- **TASK DESCRIPTION**: If a line of the data below holds the word "grupy", list it.
BEGIN EXTRACTED DATA
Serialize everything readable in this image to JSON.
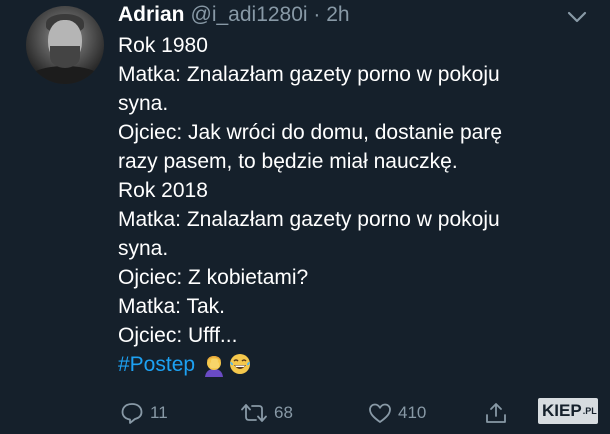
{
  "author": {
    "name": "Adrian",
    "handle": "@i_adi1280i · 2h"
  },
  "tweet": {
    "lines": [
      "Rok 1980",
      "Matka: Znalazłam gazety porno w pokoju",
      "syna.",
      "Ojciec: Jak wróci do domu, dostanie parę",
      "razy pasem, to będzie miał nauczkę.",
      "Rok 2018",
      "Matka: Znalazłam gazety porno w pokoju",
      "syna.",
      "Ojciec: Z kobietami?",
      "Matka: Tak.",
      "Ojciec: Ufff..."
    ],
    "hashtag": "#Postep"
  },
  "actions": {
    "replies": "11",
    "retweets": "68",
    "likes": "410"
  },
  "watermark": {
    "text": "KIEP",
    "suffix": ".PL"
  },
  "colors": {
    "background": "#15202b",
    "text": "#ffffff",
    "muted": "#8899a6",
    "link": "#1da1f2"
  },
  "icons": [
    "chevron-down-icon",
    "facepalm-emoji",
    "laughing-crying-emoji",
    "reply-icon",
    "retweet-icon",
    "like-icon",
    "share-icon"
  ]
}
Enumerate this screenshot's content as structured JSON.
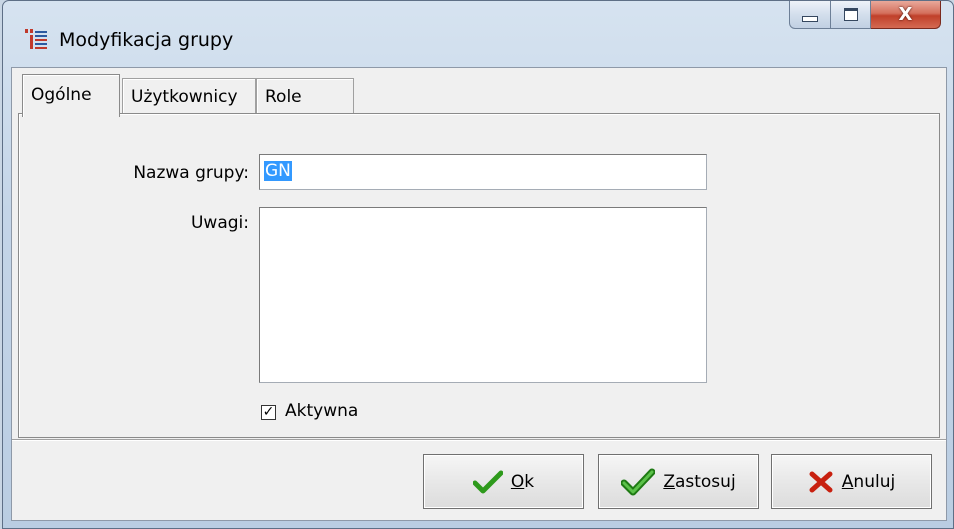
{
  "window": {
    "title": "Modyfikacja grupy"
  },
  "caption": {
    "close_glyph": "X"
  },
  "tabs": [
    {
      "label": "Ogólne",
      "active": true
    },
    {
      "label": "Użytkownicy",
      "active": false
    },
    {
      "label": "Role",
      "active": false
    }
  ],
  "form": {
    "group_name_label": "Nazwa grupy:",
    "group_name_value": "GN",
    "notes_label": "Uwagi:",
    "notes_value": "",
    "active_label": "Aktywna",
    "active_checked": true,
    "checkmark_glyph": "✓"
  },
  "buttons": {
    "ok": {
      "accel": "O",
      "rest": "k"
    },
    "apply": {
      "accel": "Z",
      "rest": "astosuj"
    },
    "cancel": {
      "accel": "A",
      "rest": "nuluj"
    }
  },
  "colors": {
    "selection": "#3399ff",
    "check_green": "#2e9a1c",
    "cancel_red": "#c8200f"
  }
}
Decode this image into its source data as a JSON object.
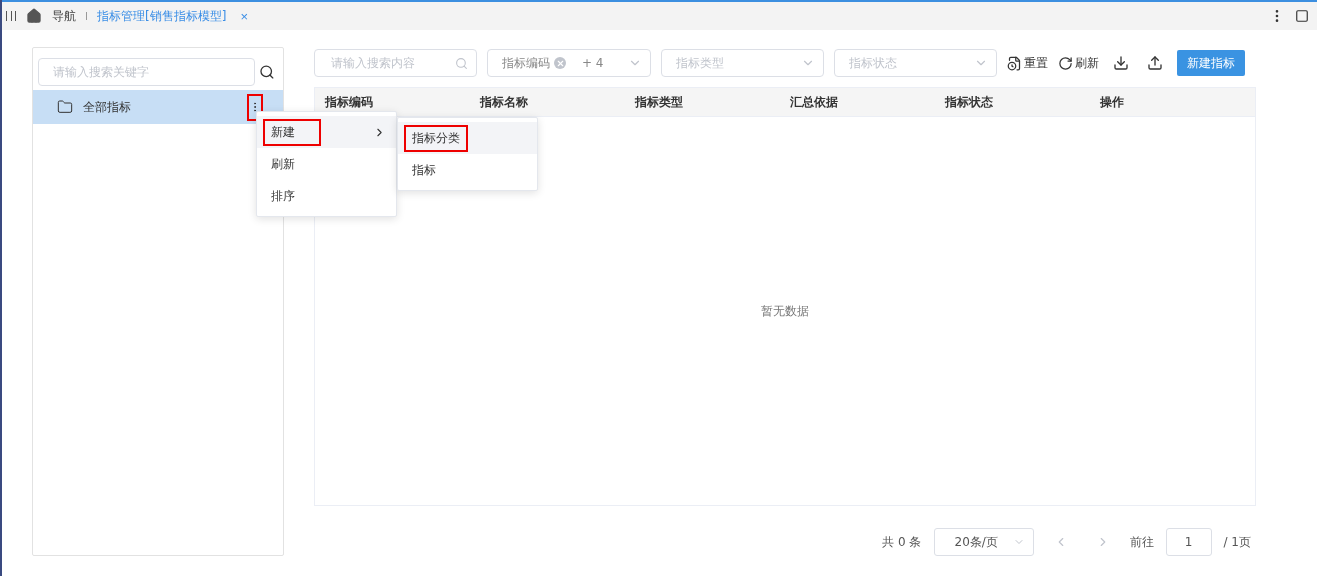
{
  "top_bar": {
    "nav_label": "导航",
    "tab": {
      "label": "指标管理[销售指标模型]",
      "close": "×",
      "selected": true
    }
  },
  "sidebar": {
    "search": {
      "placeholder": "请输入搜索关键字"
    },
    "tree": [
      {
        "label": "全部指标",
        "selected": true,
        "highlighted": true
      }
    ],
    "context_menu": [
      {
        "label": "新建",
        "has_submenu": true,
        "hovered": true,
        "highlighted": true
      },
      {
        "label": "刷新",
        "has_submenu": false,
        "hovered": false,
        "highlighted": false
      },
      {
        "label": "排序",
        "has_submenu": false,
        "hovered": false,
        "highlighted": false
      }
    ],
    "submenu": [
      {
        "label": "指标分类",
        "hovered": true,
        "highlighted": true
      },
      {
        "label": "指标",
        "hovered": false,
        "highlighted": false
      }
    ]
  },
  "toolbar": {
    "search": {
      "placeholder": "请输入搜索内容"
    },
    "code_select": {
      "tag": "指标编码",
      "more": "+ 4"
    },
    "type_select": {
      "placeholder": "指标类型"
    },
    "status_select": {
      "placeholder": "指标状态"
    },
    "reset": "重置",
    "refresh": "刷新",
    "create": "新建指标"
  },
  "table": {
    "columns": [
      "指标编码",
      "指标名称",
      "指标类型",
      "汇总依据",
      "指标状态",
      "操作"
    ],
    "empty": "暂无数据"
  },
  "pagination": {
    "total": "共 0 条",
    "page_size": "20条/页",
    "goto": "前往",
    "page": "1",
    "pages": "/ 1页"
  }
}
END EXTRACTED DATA
- **RESPONSE TO THIS TASK**:
    "title": "Modyfikacja grupy"
    "group_name_label": "Nazwa grupy:",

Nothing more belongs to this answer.